Duke Ellington – Money Jungle
In the history of legendarily tension-filled masterpieces, this is one of the tensioniest most masterpieceiest of them all.
In the history of deliberate multi-generational “pairings,” this is one of very, very, very few that achieve genuine greatness.
In the history of Mingus Tantrum Tales, the Mingus Tantrum Tale that sits at the center of this album’s origin story is one of the best.
In the history of jazz albums that make history, this is one of the most historical.
And if it never quite occurred to you that Duke Ellington really was a fantastic bloody piano player, well, then this album is for you too.
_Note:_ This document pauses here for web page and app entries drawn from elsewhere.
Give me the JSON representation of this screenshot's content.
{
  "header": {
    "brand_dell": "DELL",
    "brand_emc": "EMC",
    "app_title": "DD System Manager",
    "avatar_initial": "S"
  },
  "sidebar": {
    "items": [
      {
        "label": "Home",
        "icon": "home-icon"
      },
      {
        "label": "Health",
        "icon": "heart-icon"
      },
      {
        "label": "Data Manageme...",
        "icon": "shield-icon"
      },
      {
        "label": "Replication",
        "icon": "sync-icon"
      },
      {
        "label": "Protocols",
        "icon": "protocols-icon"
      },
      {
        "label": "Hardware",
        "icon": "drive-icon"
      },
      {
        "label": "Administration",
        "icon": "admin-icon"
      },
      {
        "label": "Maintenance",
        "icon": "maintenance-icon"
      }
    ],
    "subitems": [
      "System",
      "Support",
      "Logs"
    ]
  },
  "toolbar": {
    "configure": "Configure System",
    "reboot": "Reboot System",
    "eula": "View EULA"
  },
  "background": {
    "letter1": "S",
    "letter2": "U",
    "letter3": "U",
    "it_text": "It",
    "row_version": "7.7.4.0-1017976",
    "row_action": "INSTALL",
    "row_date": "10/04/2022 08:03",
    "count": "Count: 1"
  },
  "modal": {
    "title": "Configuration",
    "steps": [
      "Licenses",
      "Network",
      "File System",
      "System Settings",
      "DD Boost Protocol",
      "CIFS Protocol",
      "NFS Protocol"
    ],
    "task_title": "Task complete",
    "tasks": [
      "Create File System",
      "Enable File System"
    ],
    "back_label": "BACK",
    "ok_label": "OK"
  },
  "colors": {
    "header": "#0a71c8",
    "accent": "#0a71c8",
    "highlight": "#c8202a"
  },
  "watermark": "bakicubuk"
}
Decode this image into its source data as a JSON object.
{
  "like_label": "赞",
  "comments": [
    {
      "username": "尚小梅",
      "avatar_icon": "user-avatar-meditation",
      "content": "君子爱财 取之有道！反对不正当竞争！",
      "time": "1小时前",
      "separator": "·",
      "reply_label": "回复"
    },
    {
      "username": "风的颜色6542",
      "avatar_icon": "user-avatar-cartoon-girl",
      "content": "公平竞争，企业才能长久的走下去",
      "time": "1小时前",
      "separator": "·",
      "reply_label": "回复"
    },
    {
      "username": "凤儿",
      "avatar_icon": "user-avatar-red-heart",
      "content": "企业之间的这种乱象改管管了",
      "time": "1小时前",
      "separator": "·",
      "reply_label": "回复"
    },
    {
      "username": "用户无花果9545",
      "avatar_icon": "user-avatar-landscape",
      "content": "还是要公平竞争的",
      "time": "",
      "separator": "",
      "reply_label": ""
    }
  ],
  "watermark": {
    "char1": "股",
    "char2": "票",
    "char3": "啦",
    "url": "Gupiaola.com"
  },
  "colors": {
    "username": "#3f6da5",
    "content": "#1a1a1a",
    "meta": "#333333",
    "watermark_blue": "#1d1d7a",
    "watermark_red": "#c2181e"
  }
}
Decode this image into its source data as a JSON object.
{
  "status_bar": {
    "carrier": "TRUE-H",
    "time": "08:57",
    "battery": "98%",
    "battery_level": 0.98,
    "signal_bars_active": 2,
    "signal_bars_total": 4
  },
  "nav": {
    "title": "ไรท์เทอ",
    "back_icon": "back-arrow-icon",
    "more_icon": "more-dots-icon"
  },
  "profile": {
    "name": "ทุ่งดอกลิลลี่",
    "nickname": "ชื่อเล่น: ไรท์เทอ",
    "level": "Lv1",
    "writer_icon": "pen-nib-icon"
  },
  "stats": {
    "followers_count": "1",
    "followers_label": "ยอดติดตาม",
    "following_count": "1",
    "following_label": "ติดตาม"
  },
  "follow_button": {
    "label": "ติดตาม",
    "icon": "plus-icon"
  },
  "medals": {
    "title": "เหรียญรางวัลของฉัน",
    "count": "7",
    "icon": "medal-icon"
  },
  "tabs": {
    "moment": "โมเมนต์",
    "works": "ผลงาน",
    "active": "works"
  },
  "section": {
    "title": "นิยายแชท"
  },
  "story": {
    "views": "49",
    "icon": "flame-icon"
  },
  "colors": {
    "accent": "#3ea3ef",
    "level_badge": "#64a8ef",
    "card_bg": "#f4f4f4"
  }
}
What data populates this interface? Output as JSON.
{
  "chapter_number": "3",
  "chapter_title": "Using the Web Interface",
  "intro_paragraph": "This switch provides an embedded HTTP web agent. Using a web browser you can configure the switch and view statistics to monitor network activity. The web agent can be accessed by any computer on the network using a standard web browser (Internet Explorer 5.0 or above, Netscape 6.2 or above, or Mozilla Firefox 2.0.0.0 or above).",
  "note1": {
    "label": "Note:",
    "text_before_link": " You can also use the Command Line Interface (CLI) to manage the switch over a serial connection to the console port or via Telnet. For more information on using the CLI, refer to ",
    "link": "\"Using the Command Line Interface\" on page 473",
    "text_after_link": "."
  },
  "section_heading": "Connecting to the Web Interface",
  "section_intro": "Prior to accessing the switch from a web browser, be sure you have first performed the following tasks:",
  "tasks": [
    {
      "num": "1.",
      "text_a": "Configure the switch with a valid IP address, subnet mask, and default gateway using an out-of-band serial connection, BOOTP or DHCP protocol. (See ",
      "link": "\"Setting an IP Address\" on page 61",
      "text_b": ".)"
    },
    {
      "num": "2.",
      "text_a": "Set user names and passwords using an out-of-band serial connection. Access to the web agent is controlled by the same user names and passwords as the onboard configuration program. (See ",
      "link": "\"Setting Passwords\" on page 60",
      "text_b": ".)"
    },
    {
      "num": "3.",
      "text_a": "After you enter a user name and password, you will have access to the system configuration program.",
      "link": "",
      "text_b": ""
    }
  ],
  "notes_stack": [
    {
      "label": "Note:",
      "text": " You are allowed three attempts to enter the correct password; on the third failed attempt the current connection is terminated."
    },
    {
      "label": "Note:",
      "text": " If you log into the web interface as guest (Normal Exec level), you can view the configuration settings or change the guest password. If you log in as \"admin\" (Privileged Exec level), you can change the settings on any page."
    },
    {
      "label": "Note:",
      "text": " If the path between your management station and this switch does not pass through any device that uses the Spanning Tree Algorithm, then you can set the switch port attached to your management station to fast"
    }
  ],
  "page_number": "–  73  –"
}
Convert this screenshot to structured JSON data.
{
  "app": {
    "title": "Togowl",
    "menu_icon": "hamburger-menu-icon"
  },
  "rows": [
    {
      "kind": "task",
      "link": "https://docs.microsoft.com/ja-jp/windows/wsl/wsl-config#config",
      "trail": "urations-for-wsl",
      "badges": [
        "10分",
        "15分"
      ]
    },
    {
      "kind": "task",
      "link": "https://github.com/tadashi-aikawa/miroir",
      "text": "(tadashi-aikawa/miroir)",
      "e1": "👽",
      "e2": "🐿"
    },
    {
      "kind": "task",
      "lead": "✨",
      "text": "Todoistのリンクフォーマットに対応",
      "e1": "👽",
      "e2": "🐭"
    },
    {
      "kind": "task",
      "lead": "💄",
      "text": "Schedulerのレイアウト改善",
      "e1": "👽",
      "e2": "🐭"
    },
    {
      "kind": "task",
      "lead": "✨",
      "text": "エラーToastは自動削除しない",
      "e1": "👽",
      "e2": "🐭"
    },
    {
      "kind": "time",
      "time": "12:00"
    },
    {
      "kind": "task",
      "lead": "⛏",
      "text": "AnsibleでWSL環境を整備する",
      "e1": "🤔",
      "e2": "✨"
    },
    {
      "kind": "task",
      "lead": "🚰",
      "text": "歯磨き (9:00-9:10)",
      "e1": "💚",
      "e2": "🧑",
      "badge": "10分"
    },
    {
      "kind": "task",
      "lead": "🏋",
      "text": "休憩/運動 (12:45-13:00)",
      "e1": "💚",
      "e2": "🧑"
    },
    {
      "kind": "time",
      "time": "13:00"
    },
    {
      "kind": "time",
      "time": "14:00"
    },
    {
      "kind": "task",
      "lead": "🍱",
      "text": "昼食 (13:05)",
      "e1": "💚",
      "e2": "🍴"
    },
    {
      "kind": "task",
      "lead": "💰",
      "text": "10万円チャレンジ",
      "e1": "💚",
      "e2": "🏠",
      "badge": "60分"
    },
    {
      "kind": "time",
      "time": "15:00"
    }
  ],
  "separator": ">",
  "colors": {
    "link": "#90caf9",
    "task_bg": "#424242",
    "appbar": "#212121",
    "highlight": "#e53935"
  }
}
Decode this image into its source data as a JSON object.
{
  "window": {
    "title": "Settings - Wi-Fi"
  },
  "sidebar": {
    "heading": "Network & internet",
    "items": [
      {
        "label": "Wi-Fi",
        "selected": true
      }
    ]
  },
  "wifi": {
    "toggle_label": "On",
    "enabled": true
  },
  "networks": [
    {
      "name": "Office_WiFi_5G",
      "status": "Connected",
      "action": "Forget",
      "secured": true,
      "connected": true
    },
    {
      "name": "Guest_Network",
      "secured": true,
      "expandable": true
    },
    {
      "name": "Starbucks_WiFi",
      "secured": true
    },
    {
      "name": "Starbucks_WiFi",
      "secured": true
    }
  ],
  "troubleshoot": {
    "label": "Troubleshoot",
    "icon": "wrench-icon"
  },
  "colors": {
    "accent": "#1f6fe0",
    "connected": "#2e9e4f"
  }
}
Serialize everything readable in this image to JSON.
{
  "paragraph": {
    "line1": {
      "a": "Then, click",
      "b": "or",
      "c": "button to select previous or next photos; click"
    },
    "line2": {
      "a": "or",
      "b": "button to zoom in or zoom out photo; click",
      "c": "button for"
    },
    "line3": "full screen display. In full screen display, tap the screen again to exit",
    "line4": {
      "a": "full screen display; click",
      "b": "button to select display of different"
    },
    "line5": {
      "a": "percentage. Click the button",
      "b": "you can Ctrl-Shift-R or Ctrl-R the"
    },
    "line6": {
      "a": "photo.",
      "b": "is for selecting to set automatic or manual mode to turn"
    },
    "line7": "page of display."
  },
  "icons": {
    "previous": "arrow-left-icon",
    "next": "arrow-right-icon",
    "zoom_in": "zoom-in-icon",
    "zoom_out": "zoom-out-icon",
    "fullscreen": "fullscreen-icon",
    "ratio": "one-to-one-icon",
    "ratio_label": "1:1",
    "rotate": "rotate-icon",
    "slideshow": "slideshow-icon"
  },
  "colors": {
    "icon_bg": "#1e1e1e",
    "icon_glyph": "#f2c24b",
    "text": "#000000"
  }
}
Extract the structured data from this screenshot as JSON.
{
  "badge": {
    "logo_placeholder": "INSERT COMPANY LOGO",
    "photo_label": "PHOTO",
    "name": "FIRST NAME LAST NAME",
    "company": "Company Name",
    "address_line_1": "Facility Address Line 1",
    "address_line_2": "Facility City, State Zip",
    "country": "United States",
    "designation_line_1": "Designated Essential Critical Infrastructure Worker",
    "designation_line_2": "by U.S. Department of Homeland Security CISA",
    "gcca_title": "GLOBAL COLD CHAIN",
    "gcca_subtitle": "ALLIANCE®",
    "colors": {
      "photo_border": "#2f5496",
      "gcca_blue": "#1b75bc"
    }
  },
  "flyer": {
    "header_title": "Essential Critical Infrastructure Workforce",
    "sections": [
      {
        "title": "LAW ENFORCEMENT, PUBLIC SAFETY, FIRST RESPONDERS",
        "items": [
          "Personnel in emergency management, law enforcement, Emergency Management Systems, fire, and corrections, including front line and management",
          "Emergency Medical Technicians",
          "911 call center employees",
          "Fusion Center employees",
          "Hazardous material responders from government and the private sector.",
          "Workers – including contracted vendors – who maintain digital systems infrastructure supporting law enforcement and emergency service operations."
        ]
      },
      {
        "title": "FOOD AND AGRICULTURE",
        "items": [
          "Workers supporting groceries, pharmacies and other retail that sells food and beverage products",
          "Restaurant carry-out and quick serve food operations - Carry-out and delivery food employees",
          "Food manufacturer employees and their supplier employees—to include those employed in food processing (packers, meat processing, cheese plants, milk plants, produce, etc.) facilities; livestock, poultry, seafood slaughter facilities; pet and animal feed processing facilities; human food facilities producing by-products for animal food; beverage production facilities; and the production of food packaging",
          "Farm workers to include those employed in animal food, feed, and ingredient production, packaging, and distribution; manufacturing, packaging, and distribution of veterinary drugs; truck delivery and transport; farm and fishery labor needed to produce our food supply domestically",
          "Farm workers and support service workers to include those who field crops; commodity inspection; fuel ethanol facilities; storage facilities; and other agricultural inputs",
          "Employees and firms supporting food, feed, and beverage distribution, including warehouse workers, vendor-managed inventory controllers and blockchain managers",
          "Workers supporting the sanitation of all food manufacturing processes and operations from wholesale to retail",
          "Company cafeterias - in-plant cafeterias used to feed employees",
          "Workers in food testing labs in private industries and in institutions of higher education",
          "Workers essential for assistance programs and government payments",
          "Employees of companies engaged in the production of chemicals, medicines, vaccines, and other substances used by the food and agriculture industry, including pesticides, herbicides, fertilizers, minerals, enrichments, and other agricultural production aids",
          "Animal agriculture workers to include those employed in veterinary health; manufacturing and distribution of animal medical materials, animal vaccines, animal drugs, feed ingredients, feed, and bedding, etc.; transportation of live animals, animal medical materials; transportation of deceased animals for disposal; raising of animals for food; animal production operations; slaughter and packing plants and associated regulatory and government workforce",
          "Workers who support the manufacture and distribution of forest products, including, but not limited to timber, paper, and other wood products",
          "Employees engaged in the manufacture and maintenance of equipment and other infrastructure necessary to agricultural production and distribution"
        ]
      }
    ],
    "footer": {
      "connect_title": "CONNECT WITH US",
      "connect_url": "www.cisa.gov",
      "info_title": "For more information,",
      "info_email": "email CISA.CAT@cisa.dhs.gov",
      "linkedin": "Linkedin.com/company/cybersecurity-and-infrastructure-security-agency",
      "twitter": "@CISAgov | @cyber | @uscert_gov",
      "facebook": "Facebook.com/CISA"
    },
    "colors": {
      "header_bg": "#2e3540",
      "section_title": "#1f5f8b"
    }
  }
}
Charles Mingus – Mingus Ah Um
Once upon a time in jazz, there was a man within whom lived both the blues and the jazz. He was a big man, a man of gargantuan appetites for life, for love, for music, for attention. He believed that everything could be improvised, that structure was a springboard, that you should play from the inside out. He believed he was the equal of Ellington, then cried like a baby in the presence of the master. He went half crazy many times over. He was a truth-mirror that we looked into and saw too much racism, too much poverty, and too little imagination. He believed that jazz should be, could be, would be funky, and soulful, and swinging. He believed jazz told a story.
This man made an album called Mingus Ah Um, and it will live forever as a musical testament to everything this man believed. The man’s name was Charles Mingus. He played bass, and was a performer, composer, and arranger. He was a genius. His name was Charles Mingus.